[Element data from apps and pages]
+-------+

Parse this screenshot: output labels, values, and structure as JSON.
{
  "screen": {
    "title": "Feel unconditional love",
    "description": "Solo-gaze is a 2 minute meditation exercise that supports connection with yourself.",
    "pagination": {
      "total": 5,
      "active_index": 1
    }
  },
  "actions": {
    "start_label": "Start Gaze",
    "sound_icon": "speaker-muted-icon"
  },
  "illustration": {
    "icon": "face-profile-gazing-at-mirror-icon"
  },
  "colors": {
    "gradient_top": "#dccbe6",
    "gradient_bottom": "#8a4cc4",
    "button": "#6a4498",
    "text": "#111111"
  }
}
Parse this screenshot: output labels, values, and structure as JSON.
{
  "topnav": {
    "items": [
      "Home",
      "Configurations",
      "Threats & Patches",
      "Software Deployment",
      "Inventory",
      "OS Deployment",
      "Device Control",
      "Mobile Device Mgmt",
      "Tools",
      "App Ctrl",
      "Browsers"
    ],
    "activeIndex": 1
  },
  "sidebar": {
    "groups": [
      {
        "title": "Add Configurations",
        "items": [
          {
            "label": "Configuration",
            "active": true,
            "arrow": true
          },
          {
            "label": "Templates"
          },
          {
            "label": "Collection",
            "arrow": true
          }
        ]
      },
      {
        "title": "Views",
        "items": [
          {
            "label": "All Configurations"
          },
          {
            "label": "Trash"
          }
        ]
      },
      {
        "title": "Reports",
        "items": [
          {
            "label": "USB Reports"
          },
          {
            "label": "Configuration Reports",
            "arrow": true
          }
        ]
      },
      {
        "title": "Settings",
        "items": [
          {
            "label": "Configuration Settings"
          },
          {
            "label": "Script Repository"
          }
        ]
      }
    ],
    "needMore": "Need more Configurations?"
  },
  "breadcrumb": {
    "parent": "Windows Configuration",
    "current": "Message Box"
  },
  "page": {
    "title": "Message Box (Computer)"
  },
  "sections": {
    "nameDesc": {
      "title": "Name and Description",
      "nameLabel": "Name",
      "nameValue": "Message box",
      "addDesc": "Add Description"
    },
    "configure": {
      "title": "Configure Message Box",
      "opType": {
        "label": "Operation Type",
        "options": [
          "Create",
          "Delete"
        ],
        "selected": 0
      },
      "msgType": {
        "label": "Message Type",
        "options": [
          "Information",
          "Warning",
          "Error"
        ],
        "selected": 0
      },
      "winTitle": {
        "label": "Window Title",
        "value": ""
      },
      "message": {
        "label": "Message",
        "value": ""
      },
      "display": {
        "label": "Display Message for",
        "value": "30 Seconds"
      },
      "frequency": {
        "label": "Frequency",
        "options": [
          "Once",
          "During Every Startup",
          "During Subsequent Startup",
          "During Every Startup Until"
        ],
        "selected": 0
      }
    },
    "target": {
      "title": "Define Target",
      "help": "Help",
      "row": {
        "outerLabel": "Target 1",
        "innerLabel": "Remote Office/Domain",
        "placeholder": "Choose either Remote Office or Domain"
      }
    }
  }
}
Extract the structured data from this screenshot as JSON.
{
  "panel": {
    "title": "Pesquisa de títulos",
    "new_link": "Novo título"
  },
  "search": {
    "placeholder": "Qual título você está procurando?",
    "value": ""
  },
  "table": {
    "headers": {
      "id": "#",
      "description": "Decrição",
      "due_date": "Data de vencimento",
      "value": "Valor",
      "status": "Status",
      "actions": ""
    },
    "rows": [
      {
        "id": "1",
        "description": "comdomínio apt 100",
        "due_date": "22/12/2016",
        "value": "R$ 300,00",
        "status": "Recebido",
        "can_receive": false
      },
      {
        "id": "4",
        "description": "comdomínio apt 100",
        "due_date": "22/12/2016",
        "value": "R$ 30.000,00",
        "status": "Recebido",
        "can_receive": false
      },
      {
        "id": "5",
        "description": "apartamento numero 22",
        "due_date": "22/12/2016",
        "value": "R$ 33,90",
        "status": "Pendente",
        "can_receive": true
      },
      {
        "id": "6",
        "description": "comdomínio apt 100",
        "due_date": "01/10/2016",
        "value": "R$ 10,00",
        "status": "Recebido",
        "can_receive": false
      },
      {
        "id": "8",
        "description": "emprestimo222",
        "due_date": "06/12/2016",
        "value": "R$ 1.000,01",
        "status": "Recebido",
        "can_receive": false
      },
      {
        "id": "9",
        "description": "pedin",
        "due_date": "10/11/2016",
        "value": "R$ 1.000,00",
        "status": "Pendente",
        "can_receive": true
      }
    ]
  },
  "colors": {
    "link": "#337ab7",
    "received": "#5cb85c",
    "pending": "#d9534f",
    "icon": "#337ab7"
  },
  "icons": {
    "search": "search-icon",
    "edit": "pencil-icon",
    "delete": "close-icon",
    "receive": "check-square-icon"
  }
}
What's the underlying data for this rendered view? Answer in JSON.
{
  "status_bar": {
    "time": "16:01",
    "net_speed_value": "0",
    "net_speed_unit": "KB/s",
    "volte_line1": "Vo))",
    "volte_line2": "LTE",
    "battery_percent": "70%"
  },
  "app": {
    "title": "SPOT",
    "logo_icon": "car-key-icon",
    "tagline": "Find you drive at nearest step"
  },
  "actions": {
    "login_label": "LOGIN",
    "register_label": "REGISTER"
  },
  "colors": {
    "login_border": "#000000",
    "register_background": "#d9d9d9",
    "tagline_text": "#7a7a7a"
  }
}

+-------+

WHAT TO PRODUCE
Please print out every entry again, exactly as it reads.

WRITTEN SOLUTION
Parse this screenshot: output labels, values, and structure as JSON.
{
  "screen": {
    "title": "Feel unconditional love",
    "description": "Solo-gaze is a 2 minute meditation exercise that supports connection with yourself.",
    "pagination": {
      "total": 5,
      "active_index": 1
    }
  },
  "actions": {
    "start_label": "Start Gaze",
    "sound_icon": "speaker-muted-icon"
  },
  "illustration": {
    "icon": "face-profile-gazing-at-mirror-icon"
  },
  "colors": {
    "gradient_top": "#dccbe6",
    "gradient_bottom": "#8a4cc4",
    "button": "#6a4498",
    "text": "#111111"
  }
}
Parse this screenshot: output labels, values, and structure as JSON.
{
  "topnav": {
    "items": [
      "Home",
      "Configurations",
      "Threats & Patches",
      "Software Deployment",
      "Inventory",
      "OS Deployment",
      "Device Control",
      "Mobile Device Mgmt",
      "Tools",
      "App Ctrl",
      "Browsers"
    ],
    "activeIndex": 1
  },
  "sidebar": {
    "groups": [
      {
        "title": "Add Configurations",
        "items": [
          {
            "label": "Configuration",
            "active": true,
            "arrow": true
          },
          {
            "label": "Templates"
          },
          {
            "label": "Collection",
            "arrow": true
          }
        ]
      },
      {
        "title": "Views",
        "items": [
          {
            "label": "All Configurations"
          },
          {
            "label": "Trash"
          }
        ]
      },
      {
        "title": "Reports",
        "items": [
          {
            "label": "USB Reports"
          },
          {
            "label": "Configuration Reports",
            "arrow": true
          }
        ]
      },
      {
        "title": "Settings",
        "items": [
          {
            "label": "Configuration Settings"
          },
          {
            "label": "Script Repository"
          }
        ]
      }
    ],
    "needMore": "Need more Configurations?"
  },
  "breadcrumb": {
    "parent": "Windows Configuration",
    "current": "Message Box"
  },
  "page": {
    "title": "Message Box (Computer)"
  },
  "sections": {
    "nameDesc": {
      "title": "Name and Description",
      "nameLabel": "Name",
      "nameValue": "Message box",
      "addDesc": "Add Description"
    },
    "configure": {
      "title": "Configure Message Box",
      "opType": {
        "label": "Operation Type",
        "options": [
          "Create",
          "Delete"
        ],
        "selected": 0
      },
      "msgType": {
        "label": "Message Type",
        "options": [
          "Information",
          "Warning",
          "Error"
        ],
        "selected": 0
      },
      "winTitle": {
        "label": "Window Title",
        "value": ""
      },
      "message": {
        "label": "Message",
        "value": ""
      },
      "display": {
        "label": "Display Message for",
        "value": "30 Seconds"
      },
      "frequency": {
        "label": "Frequency",
        "options": [
          "Once",
          "During Every Startup",
          "During Subsequent Startup",
          "During Every Startup Until"
        ],
        "selected": 0
      }
    },
    "target": {
      "title": "Define Target",
      "help": "Help",
      "row": {
        "outerLabel": "Target 1",
        "innerLabel": "Remote Office/Domain",
        "placeholder": "Choose either Remote Office or Domain"
      }
    }
  }
}
Extract the structured data from this screenshot as JSON.
{
  "panel": {
    "title": "Pesquisa de títulos",
    "new_link": "Novo título"
  },
  "search": {
    "placeholder": "Qual título você está procurando?",
    "value": ""
  },
  "table": {
    "headers": {
      "id": "#",
      "description": "Decrição",
      "due_date": "Data de vencimento",
      "value": "Valor",
      "status": "Status",
      "actions": ""
    },
    "rows": [
      {
        "id": "1",
        "description": "comdomínio apt 100",
        "due_date": "22/12/2016",
        "value": "R$ 300,00",
        "status": "Recebido",
        "can_receive": false
      },
      {
        "id": "4",
        "description": "comdomínio apt 100",
        "due_date": "22/12/2016",
        "value": "R$ 30.000,00",
        "status": "Recebido",
        "can_receive": false
      },
      {
        "id": "5",
        "description": "apartamento numero 22",
        "due_date": "22/12/2016",
        "value": "R$ 33,90",
        "status": "Pendente",
        "can_receive": true
      },
      {
        "id": "6",
        "description": "comdomínio apt 100",
        "due_date": "01/10/2016",
        "value": "R$ 10,00",
        "status": "Recebido",
        "can_receive": false
      },
      {
        "id": "8",
        "description": "emprestimo222",
        "due_date": "06/12/2016",
        "value": "R$ 1.000,01",
        "status": "Recebido",
        "can_receive": false
      },
      {
        "id": "9",
        "description": "pedin",
        "due_date": "10/11/2016",
        "value": "R$ 1.000,00",
        "status": "Pendente",
        "can_receive": true
      }
    ]
  },
  "colors": {
    "link": "#337ab7",
    "received": "#5cb85c",
    "pending": "#d9534f",
    "icon": "#337ab7"
  },
  "icons": {
    "search": "search-icon",
    "edit": "pencil-icon",
    "delete": "close-icon",
    "receive": "check-square-icon"
  }
}
What's the underlying data for this rendered view? Answer in JSON.
{
  "status_bar": {
    "time": "16:01",
    "net_speed_value": "0",
    "net_speed_unit": "KB/s",
    "volte_line1": "Vo))",
    "volte_line2": "LTE",
    "battery_percent": "70%"
  },
  "app": {
    "title": "SPOT",
    "logo_icon": "car-key-icon",
    "tagline": "Find you drive at nearest step"
  },
  "actions": {
    "login_label": "LOGIN",
    "register_label": "REGISTER"
  },
  "colors": {
    "login_border": "#000000",
    "register_background": "#d9d9d9",
    "tagline_text": "#7a7a7a"
  }
}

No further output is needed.